‘I Work from 6 a.m. to 11:30 p.m. Six Days a Week’
Some 53 million workers labor in households around the world, often in isolation and at risk of exploitation and abuse. Guire, an Ivory Coast migrant domestic worker in Rabat, Morocco, is among them. Guire, a mother of four children who has worked two years for her employer, toils long hours for low pay and says her employer treats her poorly. (We are using first names only to protect the workers.)
“I work from 6 a.m. to 11:30 p.m., six days week,” says Guire, a domestic worker in Morocco. Credit: Solidarity Center/Imane Zaghloul

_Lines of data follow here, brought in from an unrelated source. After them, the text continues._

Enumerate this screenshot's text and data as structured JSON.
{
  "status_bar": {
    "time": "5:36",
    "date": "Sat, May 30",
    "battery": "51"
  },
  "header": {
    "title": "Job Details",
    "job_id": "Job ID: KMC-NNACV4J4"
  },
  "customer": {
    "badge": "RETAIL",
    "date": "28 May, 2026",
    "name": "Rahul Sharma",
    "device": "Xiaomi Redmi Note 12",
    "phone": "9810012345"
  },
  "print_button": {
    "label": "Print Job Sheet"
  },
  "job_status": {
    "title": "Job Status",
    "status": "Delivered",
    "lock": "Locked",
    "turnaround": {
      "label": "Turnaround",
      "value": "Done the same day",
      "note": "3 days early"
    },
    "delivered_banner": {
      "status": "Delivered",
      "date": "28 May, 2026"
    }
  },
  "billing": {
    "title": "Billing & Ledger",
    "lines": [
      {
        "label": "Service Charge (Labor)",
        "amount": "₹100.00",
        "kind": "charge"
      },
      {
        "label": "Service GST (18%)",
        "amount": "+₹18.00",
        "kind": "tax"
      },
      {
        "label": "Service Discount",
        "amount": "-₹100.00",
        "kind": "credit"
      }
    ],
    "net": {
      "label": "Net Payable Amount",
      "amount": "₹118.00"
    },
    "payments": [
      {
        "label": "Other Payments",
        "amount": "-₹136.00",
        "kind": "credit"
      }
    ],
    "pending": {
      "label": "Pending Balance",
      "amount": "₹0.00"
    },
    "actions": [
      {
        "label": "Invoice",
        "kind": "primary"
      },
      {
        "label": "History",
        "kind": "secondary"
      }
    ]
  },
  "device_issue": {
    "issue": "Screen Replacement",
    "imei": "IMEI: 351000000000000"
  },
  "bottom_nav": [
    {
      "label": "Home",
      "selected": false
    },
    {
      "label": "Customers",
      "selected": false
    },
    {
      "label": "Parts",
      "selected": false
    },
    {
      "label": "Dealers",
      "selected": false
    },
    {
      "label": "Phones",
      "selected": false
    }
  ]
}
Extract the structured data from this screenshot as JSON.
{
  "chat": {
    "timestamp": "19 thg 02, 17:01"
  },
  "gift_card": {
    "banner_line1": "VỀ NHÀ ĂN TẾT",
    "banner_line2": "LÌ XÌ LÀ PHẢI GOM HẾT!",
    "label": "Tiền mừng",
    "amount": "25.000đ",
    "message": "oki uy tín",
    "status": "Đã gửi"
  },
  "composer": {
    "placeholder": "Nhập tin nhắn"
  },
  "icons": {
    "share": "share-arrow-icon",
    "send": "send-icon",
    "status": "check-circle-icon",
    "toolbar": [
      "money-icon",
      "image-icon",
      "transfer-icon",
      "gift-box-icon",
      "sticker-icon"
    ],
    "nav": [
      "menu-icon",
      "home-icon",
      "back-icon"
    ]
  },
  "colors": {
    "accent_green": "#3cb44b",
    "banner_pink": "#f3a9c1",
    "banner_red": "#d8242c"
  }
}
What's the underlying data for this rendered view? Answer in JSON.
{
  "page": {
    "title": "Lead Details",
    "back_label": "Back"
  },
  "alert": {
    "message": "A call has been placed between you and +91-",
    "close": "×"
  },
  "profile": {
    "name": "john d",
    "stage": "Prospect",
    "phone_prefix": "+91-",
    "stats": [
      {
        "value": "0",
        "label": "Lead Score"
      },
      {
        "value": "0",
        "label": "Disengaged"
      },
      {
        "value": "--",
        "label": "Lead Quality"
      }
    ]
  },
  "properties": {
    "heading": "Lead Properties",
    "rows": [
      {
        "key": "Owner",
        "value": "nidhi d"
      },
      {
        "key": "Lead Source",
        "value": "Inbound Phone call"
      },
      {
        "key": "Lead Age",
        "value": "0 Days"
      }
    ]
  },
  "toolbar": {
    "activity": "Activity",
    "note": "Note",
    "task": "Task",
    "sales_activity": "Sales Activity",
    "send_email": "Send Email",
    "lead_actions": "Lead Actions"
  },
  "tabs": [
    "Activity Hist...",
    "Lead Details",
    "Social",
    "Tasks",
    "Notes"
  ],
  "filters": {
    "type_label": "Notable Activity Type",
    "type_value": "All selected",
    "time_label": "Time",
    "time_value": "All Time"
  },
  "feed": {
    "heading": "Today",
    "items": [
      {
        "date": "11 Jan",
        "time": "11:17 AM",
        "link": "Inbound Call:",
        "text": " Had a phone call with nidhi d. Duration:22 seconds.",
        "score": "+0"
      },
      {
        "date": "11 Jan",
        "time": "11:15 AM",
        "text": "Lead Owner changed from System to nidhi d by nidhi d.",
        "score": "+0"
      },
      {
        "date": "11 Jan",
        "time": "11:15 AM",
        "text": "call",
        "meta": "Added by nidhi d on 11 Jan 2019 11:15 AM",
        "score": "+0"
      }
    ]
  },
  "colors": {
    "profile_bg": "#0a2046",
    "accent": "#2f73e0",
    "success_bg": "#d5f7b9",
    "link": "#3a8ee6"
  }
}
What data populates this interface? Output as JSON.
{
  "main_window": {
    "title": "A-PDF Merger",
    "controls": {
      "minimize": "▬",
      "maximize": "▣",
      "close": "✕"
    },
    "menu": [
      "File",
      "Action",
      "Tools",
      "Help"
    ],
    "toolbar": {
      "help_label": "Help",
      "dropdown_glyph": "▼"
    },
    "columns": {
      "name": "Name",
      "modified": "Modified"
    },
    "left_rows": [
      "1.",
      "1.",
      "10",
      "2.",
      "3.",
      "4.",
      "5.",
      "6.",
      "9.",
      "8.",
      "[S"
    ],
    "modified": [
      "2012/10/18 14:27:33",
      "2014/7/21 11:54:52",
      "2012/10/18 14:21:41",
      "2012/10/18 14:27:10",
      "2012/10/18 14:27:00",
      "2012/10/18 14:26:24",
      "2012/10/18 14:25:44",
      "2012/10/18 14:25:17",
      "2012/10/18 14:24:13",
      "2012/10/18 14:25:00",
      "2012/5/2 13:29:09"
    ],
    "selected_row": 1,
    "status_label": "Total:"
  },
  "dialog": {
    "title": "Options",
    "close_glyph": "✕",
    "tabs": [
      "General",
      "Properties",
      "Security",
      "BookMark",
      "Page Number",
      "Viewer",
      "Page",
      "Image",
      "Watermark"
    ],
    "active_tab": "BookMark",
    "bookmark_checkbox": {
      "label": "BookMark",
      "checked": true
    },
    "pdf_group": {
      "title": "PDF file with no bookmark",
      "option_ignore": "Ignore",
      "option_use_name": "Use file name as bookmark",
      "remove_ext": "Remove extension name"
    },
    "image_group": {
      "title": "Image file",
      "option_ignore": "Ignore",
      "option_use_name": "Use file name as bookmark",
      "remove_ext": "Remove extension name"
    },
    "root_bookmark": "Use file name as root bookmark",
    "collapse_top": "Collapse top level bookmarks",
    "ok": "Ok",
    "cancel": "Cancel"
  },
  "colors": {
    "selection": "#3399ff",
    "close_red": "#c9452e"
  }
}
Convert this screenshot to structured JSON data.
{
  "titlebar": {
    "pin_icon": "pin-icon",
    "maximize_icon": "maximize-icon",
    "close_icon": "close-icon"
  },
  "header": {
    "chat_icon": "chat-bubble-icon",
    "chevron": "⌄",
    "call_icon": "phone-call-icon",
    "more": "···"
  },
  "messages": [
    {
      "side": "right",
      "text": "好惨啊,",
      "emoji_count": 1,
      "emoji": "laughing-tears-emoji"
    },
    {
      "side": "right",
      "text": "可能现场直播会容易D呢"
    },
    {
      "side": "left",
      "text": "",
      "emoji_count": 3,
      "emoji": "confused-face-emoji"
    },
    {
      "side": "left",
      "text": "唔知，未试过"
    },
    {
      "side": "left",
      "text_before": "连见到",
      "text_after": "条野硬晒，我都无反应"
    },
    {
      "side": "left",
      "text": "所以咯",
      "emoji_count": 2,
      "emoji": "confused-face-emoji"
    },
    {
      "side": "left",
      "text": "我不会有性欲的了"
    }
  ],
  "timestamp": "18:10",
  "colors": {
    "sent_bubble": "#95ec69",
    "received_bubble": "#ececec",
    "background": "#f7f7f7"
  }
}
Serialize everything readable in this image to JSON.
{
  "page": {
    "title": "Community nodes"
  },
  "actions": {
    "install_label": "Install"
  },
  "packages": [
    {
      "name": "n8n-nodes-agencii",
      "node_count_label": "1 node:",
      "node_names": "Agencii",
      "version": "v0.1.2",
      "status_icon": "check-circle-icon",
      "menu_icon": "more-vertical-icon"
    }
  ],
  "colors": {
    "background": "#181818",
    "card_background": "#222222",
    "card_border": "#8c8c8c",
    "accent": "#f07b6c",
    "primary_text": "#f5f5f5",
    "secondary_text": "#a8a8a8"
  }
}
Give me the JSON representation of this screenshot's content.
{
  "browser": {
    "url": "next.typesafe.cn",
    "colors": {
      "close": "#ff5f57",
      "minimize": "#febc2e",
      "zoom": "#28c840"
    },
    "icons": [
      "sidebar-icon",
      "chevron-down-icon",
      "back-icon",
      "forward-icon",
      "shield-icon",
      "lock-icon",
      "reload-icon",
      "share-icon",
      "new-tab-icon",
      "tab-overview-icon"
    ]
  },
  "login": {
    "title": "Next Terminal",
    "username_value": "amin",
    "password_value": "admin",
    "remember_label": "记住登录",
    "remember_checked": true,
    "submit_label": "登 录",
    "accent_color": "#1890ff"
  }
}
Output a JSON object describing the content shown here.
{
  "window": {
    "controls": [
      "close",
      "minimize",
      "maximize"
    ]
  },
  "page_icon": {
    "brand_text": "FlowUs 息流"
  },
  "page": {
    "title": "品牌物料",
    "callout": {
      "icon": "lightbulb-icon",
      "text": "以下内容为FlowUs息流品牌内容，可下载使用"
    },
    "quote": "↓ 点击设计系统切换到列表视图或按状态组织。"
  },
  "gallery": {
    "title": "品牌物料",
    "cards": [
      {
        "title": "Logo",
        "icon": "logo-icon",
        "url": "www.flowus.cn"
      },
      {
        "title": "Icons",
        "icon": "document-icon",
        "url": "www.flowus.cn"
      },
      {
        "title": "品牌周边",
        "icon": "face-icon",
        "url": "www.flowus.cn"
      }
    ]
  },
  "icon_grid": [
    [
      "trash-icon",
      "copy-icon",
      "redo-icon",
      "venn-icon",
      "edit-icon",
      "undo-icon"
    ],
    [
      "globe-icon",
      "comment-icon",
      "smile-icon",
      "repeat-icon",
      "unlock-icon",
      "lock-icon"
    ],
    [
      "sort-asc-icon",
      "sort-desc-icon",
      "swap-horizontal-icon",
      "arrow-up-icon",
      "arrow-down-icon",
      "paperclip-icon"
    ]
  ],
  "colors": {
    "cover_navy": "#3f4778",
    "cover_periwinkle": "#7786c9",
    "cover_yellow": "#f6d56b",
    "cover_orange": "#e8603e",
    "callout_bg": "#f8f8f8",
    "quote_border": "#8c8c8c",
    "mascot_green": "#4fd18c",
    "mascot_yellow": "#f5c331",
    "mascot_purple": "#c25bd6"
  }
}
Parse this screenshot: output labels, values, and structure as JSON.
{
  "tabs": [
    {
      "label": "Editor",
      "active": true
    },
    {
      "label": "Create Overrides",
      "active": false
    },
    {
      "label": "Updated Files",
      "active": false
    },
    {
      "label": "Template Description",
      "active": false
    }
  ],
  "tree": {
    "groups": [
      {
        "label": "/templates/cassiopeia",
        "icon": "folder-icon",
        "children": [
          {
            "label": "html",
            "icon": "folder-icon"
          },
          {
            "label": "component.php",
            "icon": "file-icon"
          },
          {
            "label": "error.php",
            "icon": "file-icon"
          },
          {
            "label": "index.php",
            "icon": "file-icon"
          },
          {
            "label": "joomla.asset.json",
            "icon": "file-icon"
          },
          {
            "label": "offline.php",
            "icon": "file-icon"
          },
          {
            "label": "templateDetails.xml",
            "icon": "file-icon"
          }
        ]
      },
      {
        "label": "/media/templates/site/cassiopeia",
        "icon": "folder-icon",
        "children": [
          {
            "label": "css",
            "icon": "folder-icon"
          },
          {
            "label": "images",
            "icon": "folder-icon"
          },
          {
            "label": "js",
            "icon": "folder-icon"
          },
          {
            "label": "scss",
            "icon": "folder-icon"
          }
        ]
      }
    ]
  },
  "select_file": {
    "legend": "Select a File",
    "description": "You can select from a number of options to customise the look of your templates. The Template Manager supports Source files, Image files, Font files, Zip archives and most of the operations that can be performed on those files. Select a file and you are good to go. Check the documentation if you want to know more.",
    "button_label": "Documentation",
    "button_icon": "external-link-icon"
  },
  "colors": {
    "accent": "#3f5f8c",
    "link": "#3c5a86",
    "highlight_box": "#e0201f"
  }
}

“I work from 6 a.m. to 11:30 p.m., six days week,” says Guire, 41, in an interview with Solidarity Center staff in Morocco. “The work is really hard and I sleep in the living room on a sofa.” Guire says when she became sick, her employer did not provide her with medicine and she has no way to protest her treatment.
Amma, 32, a domestic worker from the Ivory Coast who also traveled to Morocco for domestic work, says employer requires her to “do everything.”
“I do housework, cooking, gardening, take care of the children,” says Amma. She says she is forced to sleep in the garage, is given little to eat and is regularly disparaged. “I receive insults like, ‘You are an animal,’” she says.
Since 2011, 22 countries have ratified the convention on domestic workers, although Morocco is not one of them. Neither Guire nor Amma were aware of the new legislation covering domestic workers, but as Amma says: “I demand respect because we are human beings, and if we come here it is to work, not beg.”